Six trips down memory lane for Hong Kong music fans, as 2017 gig calendar kicks off in a wave of nostalgia
From thrash metal to folk to jazz, this year’s gig calendar starts with blasts from the past in the shape of concerts by Metallica, Journey, James Taylor, Tom Jones, Tangerine Dream and Chick Corea
Hong Kong’s musical landscape has changed dramatically in the past decade. While the city used to be nothing more than a stop on the nostalgia circuit, Hong Kong now plays host to a steady stream of big-name international acts, hot indie bands and the cream of the electronic music world.
Not in the first few months of this year, though. For the time being, it looks like we’re back where we used to be and the city again looks like a holiday stop-off for ageing white pop and rock stars looking to cash in on their past glories.
We fully expect shows by more current artists to be confirmed in the coming weeks, but if you want to relive your youth – or experience your parents’ record collection live in concert – here are the gigs you should be attending.
OK, so Metallica aren’t quite as old and as out of date as many other names on this list, but they are long past their prime and the reaction to their latest album, last year’s Hardwired … to Self-Destruct, wasn’t exactly rapturous. Still, this doesn’t seem to have mattered to their legions of local fans, who have been scrambling over tickets to this sold-out gig that will hopefully focus on material from the thrash metal legends’ heyday in the late 1980s and early 1990s.
Jan 20, 8pm, AsiaWorld-Expo. Sold out.
With Hong Kong being such a magnet for nostalgia acts, it’s hard to believe next month’s gig by San Francisco soft rockers Journey will be their first concert in the city. While they peaked in the 1970s with stadium anthems such as Don’t Stop Believin’ and Any Way You Want It, the band were rejuvenated in 2007 when Filipino Arnel Pineda – who had previously had several stints fronting cover bands in Hong Kong – joined Journey as their new lead singer.
Feb 13, 8pm, Convention and Exhibition Centre, 1 Expo Drive, Wan Chai, HK$988, HK$1,288, HK Ticketing

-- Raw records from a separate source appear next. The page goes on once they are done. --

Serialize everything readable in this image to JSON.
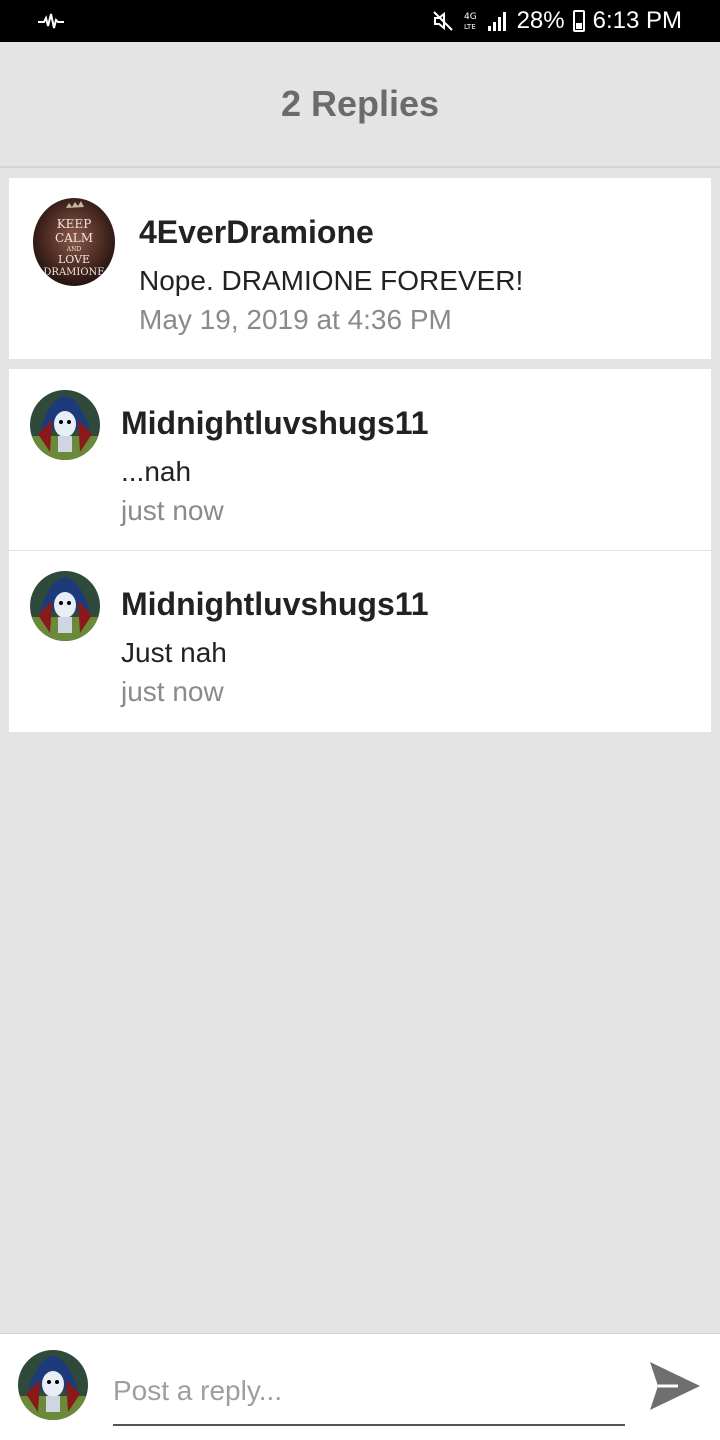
{
  "status_bar": {
    "battery_percent": "28%",
    "time": "6:13 PM",
    "network": "4G LTE"
  },
  "header": {
    "title": "2 Replies"
  },
  "replies": [
    {
      "username": "4EverDramione",
      "text": "Nope. DRAMIONE FOREVER!",
      "time": "May 19, 2019 at 4:36 PM",
      "avatar_text": [
        "KEEP",
        "CALM",
        "AND",
        "LOVE",
        "DRAMIONE"
      ]
    },
    {
      "username": "Midnightluvshugs11",
      "text": "...nah",
      "time": "just now"
    },
    {
      "username": "Midnightluvshugs11",
      "text": "Just nah",
      "time": "just now"
    }
  ],
  "composer": {
    "placeholder": "Post a reply...",
    "value": ""
  },
  "icons": {
    "activity": "waveform-icon",
    "mute": "mute-icon",
    "signal": "signal-icon",
    "battery": "battery-icon",
    "send": "send-icon"
  },
  "colors": {
    "background": "#e4e4e4",
    "card": "#ffffff",
    "title": "#6b6b6b",
    "timestamp": "#8a8a8a",
    "send_icon": "#6f6f6f"
  }
}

In the early 1970s, James Taylor was the biggest name in folk music, and his hits such as Sweet Baby James and Carolina in My Mind were fixtures on AM radio stations worldwide. Then came his well-publicised descent into drug addiction and decades in the wilderness, but his fans have stuck with him through thick and thin. Taylor, 68, also deserves credit for cancelling a planned gig in Manila in protest against the country’s bloody war on drugs.
Feb 23, 8pm, Convention and Exhibition Centre, HK$488-HK$1,088, HK Ticketing
Almost a year after he cancelled a concert in the city due to his wife’s deteriorating health, the Welsh sex bomb will finally be making good on his promise to return to the city. The 76-year-old Jones, best known for the hits It’s Not Unusual, Delilah and What’s New Pussycat?, used to be regularly inundated with his female fans’ unmentionables when performing live – and we’re not saying it won’t happen next month, just that we hope it doesn’t.
Feb 25, Convention and Exhibition Centre, HK$688-HK$1,488, HK Ticketing and Tom Lee
This German collective were instrumental in the development of the avant-garde Krautrock movement in the late 1960s and early 1970s, but alienated many of their fans after moving in a new-age direction in the mid-1970s. Still, if you release more than 100 albums, not every one can be a classic. Tangerine Dream have survived the 2015 death of founder Edgar Froese and hopefully the Hong Kong concert will be a reminder of what made them a vital force.
Feb 26, 7pm, AC Hall, Baptist University, 224 Waterloo Rd, Kowloon, HK$280-HK$580, Cityline
It’s been a while since Hong Kong hosted a jazz performer on the scale of Chick Corea – we’re usually forced to endure regular visits by the likes of Kenny G. Corea is one of the greatest living jazz pianists and is associated with many of the genre’s main innovators such as Miles Davis and Herbie Hancock. Jazz purists may take issue with some of his work with the fusion outfit Return to Forever, but Corea played piano on Miles Davis’ landmark Bitches’ Brew album – and they didn’t.
Mar 22, 8pm, AC Hall, Baptist University, HK$380-HK$1,280